It’s been said that three is a magic number and when you stop to think about it, some of the best things in life really do come in 3’s.
Three-piece suits…three little pigs…three sheets to the wind…ok, maybe not that last one, but you get my drift.
In an effort to channel the power of three, we’re taking you on video exploration of the convergence of PR, social media, and technology.
To lead our triumvirate travels, we enlisted Unmetric’s Head of Global Marketing, Rick Liebling. A veteran marketer with more than 15 years of agency experience, Rick currently heads Unmetric’s marketing initiatives across the brand, product, and content communication strategies.
The long-time former PR practitioner turned global marketer is rocking at the center of social, PR, and tech, which make him uniquely qualified to speak on the shifts driving the landscape.
Rick operates under the firm belief that the vast amounts of PR and social media data available can be used to not only optimize all current efforts, but should also inform future decision-making across marketing. HEAR HEAR!
We sat down for a candid (and enlightening) conversation with Rick where he graciously shared his thoughts around how social analytics, PR measurement, and innovative technology can work together to demonstrate bottom line business impact.
Here are just a few of the tasty tidbits Rick offered up. All the videos are under 3 minutes and chock full insightful takeaways from one of the best in the biz.
On integrating social media into the greater PR/comms strategy:
Rick Tip #1: Bring social media into the conversation early and involve them in the entire process from creative brief to ideation.
On the roles social media and PR play in the greater marketing mix:
Rick Tip #2: Social media and PR are the foot soldiers for marketing. They are your “boots on the ground.” Use their inherent speed and connectivity to consumers and the media to push out messages and garner feedback.
On a time when social data impacted PR activities:
Rick Tip #3: Social has ample opportunities to uncover engaged demographics. PR can then use that insight look for media outlets that service that same demographic. They are complementary in so many ways.
On which metrics social media and PR should tout to secure their seat at the table:
Rick Tip #4: Start with campaign goals and objectives and don’t get wrapped up in the danger of trying to measure everything.

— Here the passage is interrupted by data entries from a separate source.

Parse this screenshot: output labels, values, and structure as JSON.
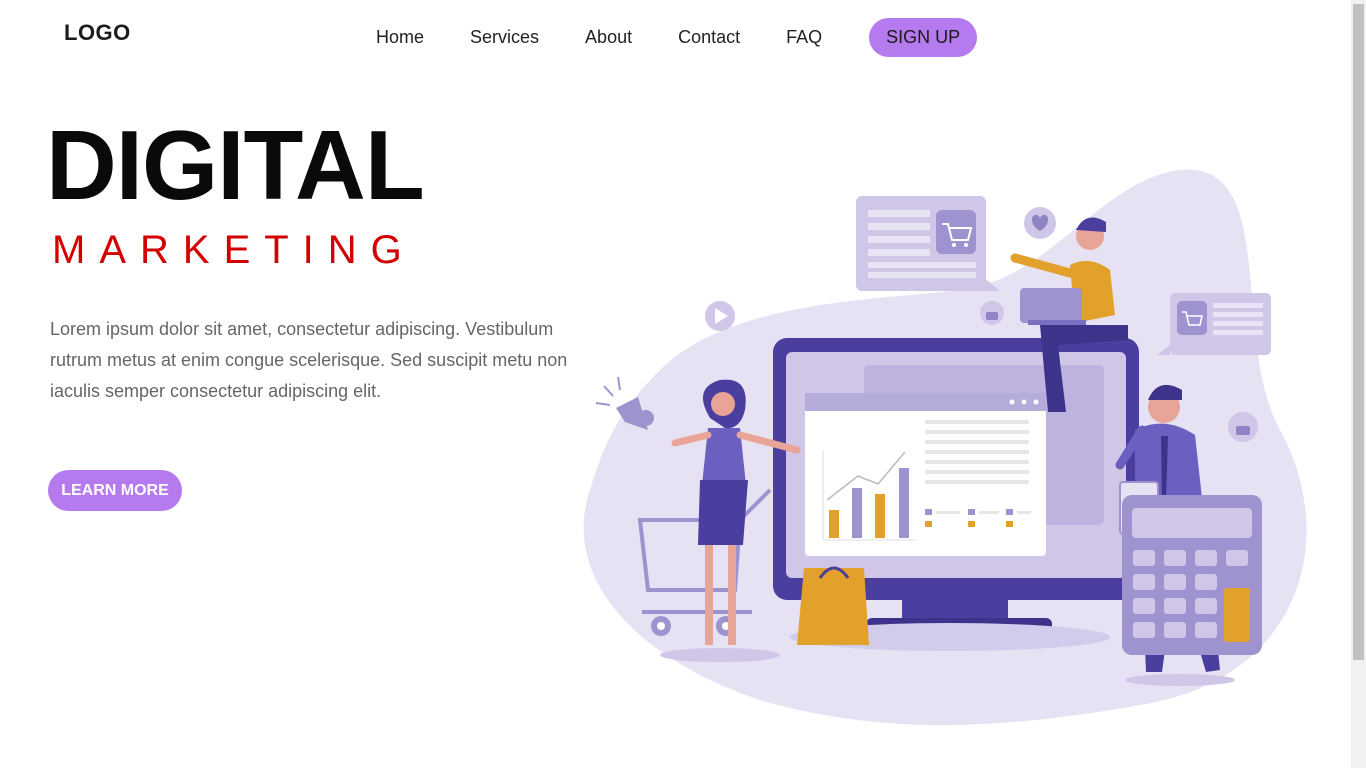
{
  "header": {
    "logo": "LOGO",
    "nav": [
      "Home",
      "Services",
      "About",
      "Contact",
      "FAQ"
    ],
    "signup_label": "SIGN UP"
  },
  "hero": {
    "title": "DIGITAL",
    "subtitle": "MARKETING",
    "description": "Lorem ipsum dolor sit amet, consectetur adipiscing. Vestibulum rutrum metus at enim congue scelerisque. Sed suscipit metu non iaculis semper consectetur adipiscing elit.",
    "button_label": "LEARN MORE"
  },
  "colors": {
    "accent": "#b57bee",
    "subtitle": "#d40000",
    "illustration_purple": "#4a3f9e",
    "illustration_light": "#e6e1f3",
    "illustration_orange": "#e2a12a"
  },
  "icons": [
    "cart-icon",
    "heart-icon",
    "play-icon",
    "thumbs-up-icon",
    "megaphone-icon"
  ]
}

Avoid analysis by paralysis.
On the bottom line:
Rick Tip #5: We need a broader definition of what the bottom line is when it comes to PR and social media. They each execute and own areas that without a doubt impact the bottom line.
And just in case that wasn’t enough, here’s some more Liebling wisdom for you to ruminate on.

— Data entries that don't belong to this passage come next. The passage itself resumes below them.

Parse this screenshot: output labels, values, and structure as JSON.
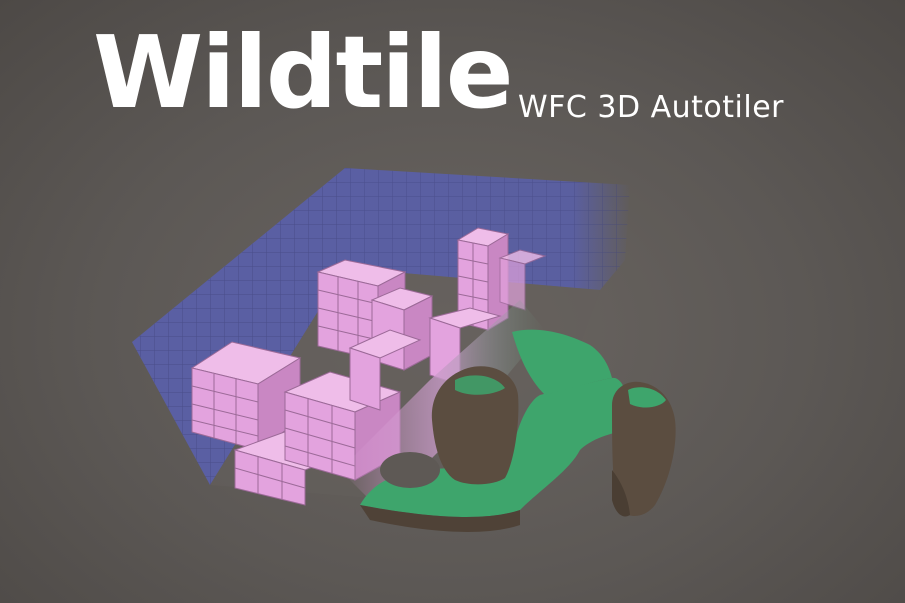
{
  "banner": {
    "title": "Wildtile",
    "subtitle": "WFC 3D Autotiler"
  },
  "colors": {
    "background": "#5c5855",
    "wall": "#5a5fa3",
    "grid_line": "#3f437c",
    "block": "#e3a3de",
    "block_edge": "#9c6a98",
    "grass": "#3ea56c",
    "rock": "#5b4d40"
  }
}
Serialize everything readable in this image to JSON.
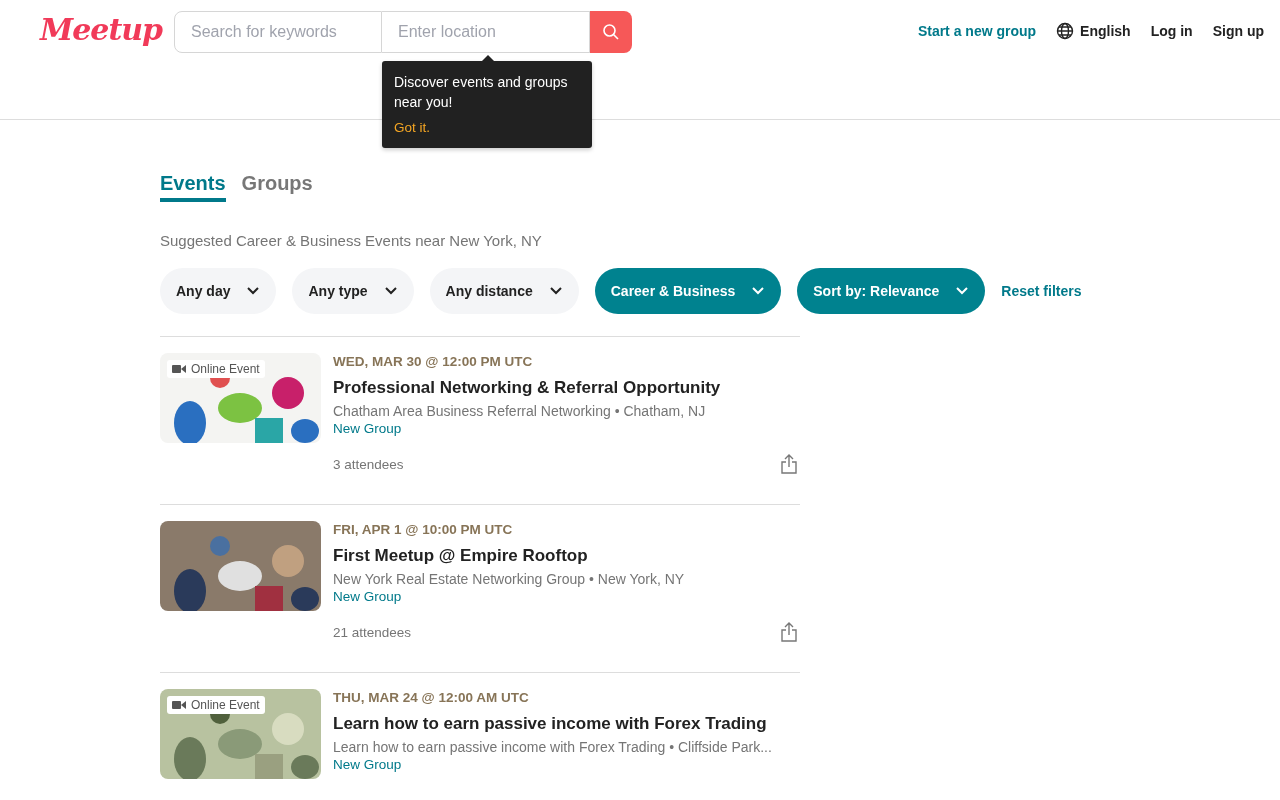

AirPR: Name 2 powerful metrics in social. Name 2 powerful metrics in PR. What can looking at these metrics together reveal that viewing them separately won’t?
Rick Liebling: Let’s say the objective was generating awareness of a new movie during the Super Bowl. For social, you might look at hashtag usage on and social shares of the trailer on YouTube. From a PR perspective you might track the number of stories about the trailer and the sentiment of those stories.
Independently, these metrics give you only half the picture. We’ve all seen movies that were panned by critics do well at the box office, and films with good reviews fail to catch on with moviegoers. Using social and ‘traditional’ PR metrics together paints a fuller picture of the potential for a film’s success.
If one set of metrics is outperforming the other, new strategies and tactics might help get both sides aligned. Perhaps recutting the trailer to highlight what the critics liked or creating new pitch angles talking about phenomenal online buzz can be leveraged.
AirPR: Cultivate community, stimulate conversation, elevate brand awareness…all of these are areas traditionally affected by PR and social media. What are some new areas PR and social can affect that people might not be aware of?
RL: Today’s marketer can no longer work in a silo, simply waiting for the product team to unveil its latest creation. Nor can it simply hand marketing materials over to the sales team and say, “good luck.” The modern marketer must align their efforts with all aspects of business.
For example, understanding social customer service data can have far reaching effects. Should more people be hired? Should existing reps be trained on social? How will new hires and/or training work within existing budgets?
In other cases, social may not provide new information as much as it provides information quickly and cost-effectively. Previously, a brand might do focus groups in a dozen cities asking consumers about possible new soda flavors. Now, a poll on Facebook may yield valuable information not only about the flavor, but potential product names as well.
Of course whenever we speak of data it’s worth remembering the famous quote originally attributed to A.E. Housman, regarding the dangers of those who rely too much on data, “they use it as a drunkard uses a lamp post, for support rather than for illumination.”
See? We told you he was insightful.